According to KOLs interviewed by GlobalData, congenital CMV infections remain a major clinical challenge because mainstay CMV antiviral therapies such as ganciclovir and foscarnet cannot be administered during pregnancy due to hematological and renal toxicities. As a result, drug developers have turned to other forms of therapy. Biotest AG and Novartis are advancing hyperimmune globulin (BT-084) and monoclonal antibody (CSJ-148) products, respectively, to Phase II clinical trials for the prevention of congenital CMV. GlobalData believes that these strategies will be safe for administration during pregnancy, and may serve as effective stopgap measures against CMV transmission. However, KOLs affirmed that vaccination is the optimal route to dramatically reduce the burden of congenital CMV infections, particularly for HEU infants.
New leads for vaccine development
In a presentation of work from Oregon Health and Sciences University, Greene and colleagues identified a novel determinant of non-classical T cell response following vaccination of non-human primates with CMV vaccine vectors. Using rhesus macaques (RM) and mauritan-origin cynomolgus macaques (MCM), the researchers found that matching species-specific CMV vectors with the host species triggered unconventional CD8+ T cell responses, including MHC-E and MHC-II restricted responses. When CMV vectors were generated expressing simian immunodeficiency virus (SIV) antigens, the high level of immunogenicity in species-matched macaques conferred unprecedented protection against highly virulent SIVmac239 replication. The results suggest that vaccine design against human HIV may require a human CMV vector backbone.
Continued preclinical investigation into CMV-based vector strategies will be critical for the improvement of vaccine design for both HIV and CMV. To date, HIV vaccine candidates have found limited success in clinical development, with only the RV144 trial showing modest protective efficacy in a Phase III trial. A similar unmet need for CMV is highlighted by the recent failure of Astellas/Vical to reach primary Phase III endpoints for their now-discontinued CMV vaccine, ASP0113. Only two experimental CMV vaccines from Helocyte remain in ongoing Phase II clinical trials. Overall, the work presented at CROI 2018 indicates that there is a substantial opportunity for companies to leverage burgeoning technology from basic and translational research to bring a CMV vaccine to market.

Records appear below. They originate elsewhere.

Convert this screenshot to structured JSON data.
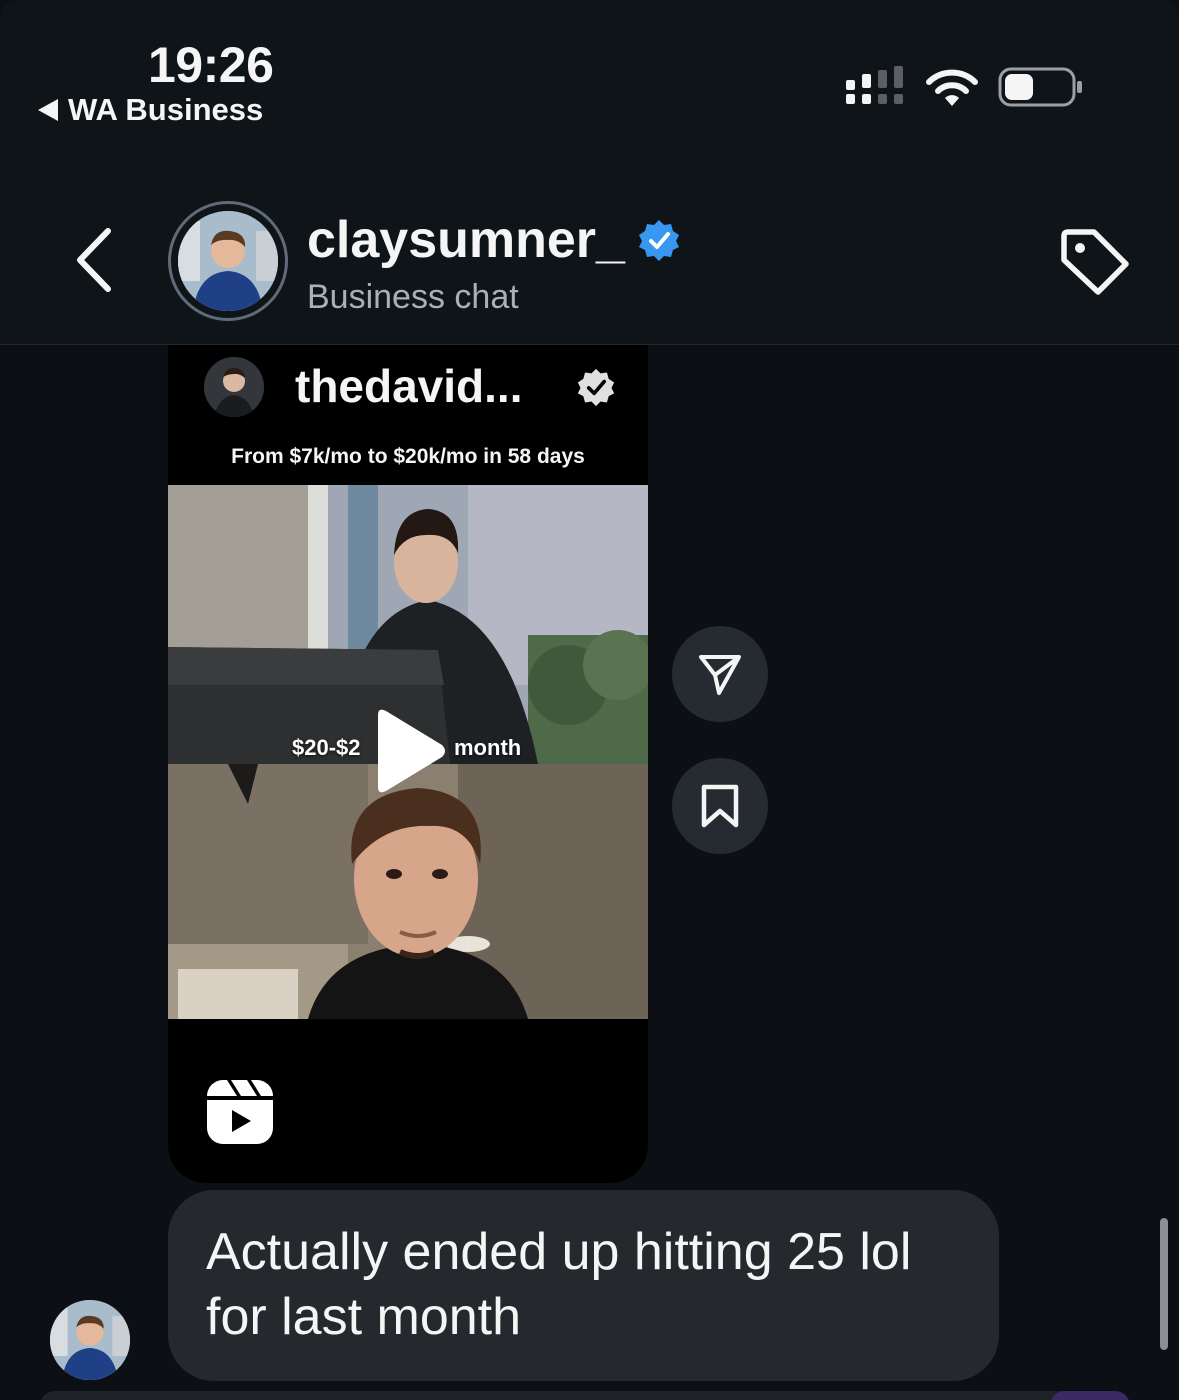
{
  "status_bar": {
    "time": "19:26",
    "back_app": "WA Business",
    "icons": [
      "signal-icon",
      "wifi-icon",
      "battery-icon"
    ]
  },
  "header": {
    "username": "claysumner_",
    "subtitle": "Business chat",
    "verified": true,
    "icons": [
      "back-chevron-icon",
      "verified-badge-icon",
      "tag-icon"
    ]
  },
  "reel": {
    "owner": "thedavid...",
    "caption": "From $7k/mo to $20k/mo in 58 days",
    "overlay_left": "$20-$2",
    "overlay_right": "month",
    "icons": [
      "play-icon",
      "reels-icon",
      "verified-badge-icon"
    ]
  },
  "actions": {
    "icons": [
      "share-send-icon",
      "bookmark-icon"
    ]
  },
  "messages": [
    {
      "sender": "claysumner_",
      "text": "Actually ended up hitting 25 lol for last month"
    }
  ],
  "colors": {
    "background": "#0c1014",
    "bubble": "#25292e",
    "verified_blue": "#3897f0",
    "action_button": "#262b31"
  }
}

GlobalData (2018). Cytomegalovirus (CMV) – Opportunity Analysis and Forecasts to 2027, to be published
GlobalData (2018). Expert Insight: Shire’s Breakthrough Therapy Maribavir Has Potential to Shake Up the Cytomegalovirus Market, January 2018, GDHC1549EI
GlobalData (2018). Expert Insight: With Recent Astellas Phase III Flop, a Cytomegalovirus Vaccine Continues to Elude Drug Developers, January 2018, GDHC1562EI
GlobalData (2017). PharmaPoint: Human Immunodeficiency Virus (HIV) – Global Drug Forecast and Market Analysis to 2025, April 2017, GDHC135PIDR